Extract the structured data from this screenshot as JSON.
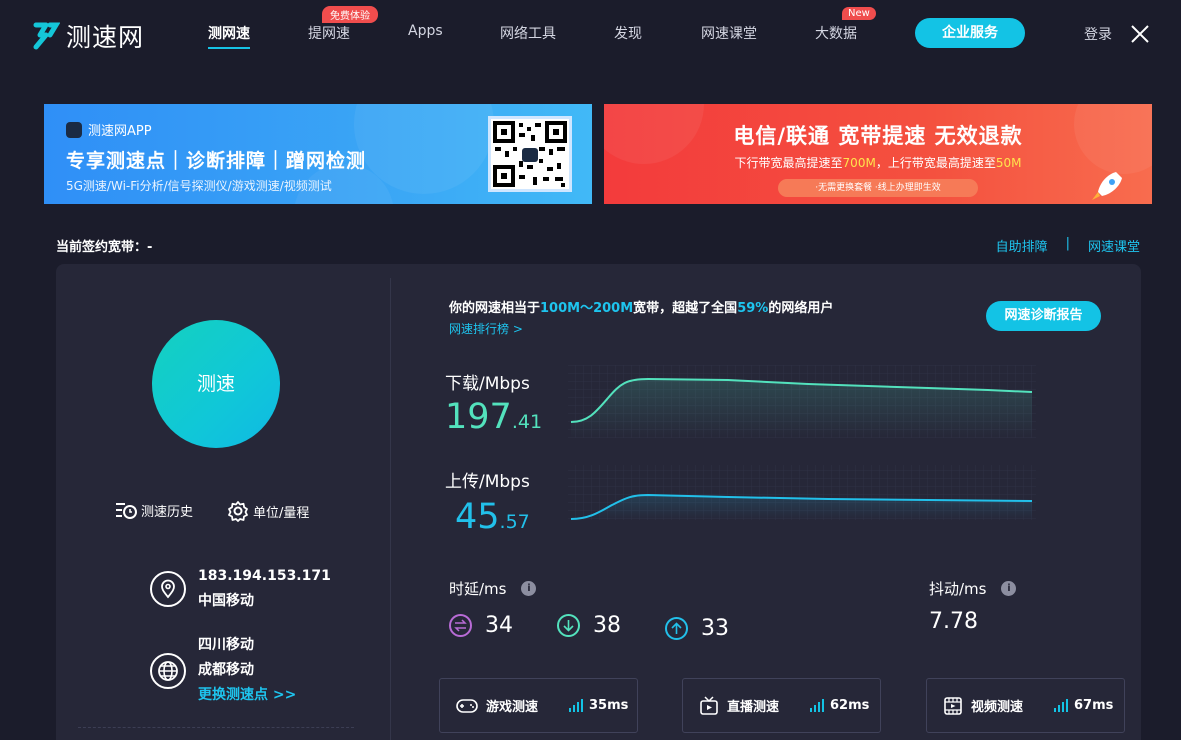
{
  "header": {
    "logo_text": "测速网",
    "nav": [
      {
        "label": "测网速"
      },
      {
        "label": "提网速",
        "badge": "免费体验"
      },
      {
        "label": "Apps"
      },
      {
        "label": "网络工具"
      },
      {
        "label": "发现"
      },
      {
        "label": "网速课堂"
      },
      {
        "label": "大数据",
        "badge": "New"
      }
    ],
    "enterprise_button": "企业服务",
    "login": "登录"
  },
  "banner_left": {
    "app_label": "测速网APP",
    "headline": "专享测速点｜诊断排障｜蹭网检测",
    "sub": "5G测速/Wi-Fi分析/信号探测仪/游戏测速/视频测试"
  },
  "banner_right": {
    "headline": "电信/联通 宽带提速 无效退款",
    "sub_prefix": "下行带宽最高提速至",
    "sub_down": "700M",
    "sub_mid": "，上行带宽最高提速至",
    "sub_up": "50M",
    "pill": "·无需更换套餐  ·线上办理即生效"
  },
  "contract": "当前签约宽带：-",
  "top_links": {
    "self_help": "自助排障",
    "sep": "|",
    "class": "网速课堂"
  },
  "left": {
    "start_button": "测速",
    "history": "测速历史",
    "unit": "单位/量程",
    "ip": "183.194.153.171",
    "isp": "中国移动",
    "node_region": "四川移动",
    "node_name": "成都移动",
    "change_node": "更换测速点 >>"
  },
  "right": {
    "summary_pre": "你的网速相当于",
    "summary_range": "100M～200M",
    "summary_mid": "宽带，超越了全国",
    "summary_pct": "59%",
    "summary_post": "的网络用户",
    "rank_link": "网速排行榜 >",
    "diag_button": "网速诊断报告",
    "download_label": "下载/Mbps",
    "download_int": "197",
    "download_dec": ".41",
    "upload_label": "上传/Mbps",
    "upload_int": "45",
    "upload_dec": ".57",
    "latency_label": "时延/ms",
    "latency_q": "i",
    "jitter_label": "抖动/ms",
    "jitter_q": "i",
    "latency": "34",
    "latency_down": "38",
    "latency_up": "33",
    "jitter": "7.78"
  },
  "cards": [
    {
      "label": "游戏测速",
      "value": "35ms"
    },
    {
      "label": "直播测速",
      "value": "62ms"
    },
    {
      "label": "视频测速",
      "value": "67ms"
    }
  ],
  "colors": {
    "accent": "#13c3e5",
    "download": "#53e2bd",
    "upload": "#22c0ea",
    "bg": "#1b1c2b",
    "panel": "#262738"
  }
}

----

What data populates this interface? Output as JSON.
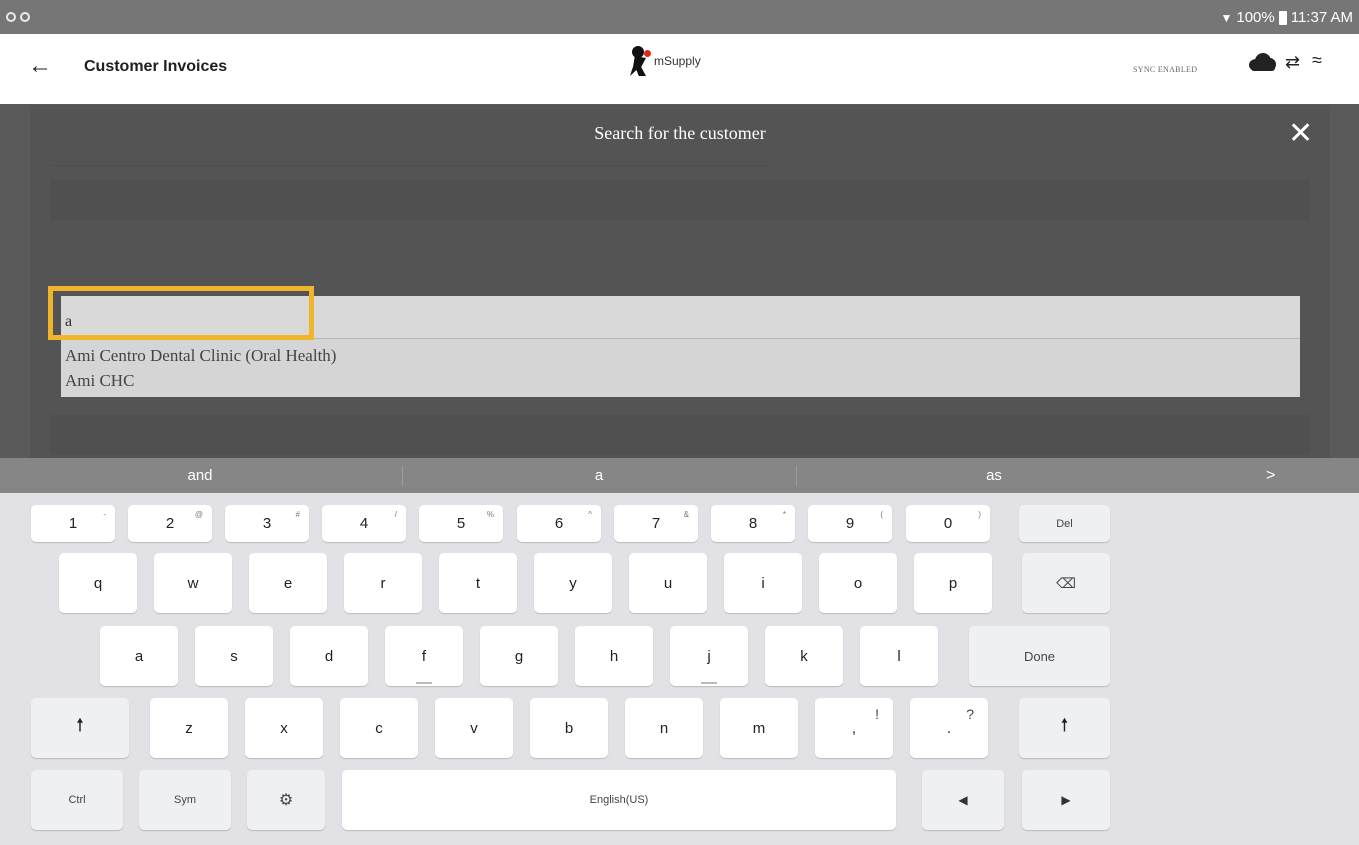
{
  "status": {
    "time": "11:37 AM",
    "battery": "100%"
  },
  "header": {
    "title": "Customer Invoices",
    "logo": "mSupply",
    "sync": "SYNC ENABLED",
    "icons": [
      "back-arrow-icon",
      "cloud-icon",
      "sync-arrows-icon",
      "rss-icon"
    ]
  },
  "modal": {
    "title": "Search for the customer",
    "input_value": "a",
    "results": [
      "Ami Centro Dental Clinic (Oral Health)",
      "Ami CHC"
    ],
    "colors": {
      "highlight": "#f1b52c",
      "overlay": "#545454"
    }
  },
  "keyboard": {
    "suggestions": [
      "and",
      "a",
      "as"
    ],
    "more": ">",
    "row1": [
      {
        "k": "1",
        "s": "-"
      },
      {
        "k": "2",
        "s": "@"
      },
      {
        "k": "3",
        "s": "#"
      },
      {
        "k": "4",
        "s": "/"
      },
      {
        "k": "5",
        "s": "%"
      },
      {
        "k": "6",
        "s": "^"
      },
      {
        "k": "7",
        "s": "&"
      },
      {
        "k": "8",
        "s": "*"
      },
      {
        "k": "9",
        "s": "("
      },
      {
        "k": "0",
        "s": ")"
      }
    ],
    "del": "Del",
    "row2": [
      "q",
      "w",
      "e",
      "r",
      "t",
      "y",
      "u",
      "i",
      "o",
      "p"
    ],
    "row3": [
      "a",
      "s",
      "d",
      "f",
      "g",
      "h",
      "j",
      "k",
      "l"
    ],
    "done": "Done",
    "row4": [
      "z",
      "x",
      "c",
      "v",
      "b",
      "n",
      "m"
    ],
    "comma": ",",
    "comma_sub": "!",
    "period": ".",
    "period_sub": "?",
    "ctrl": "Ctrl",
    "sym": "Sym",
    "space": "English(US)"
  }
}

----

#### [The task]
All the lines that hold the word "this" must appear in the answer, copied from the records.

#### [Written response]
Extract the structured data from this screenshot as JSON.
What data populates this interface? Output as JSON.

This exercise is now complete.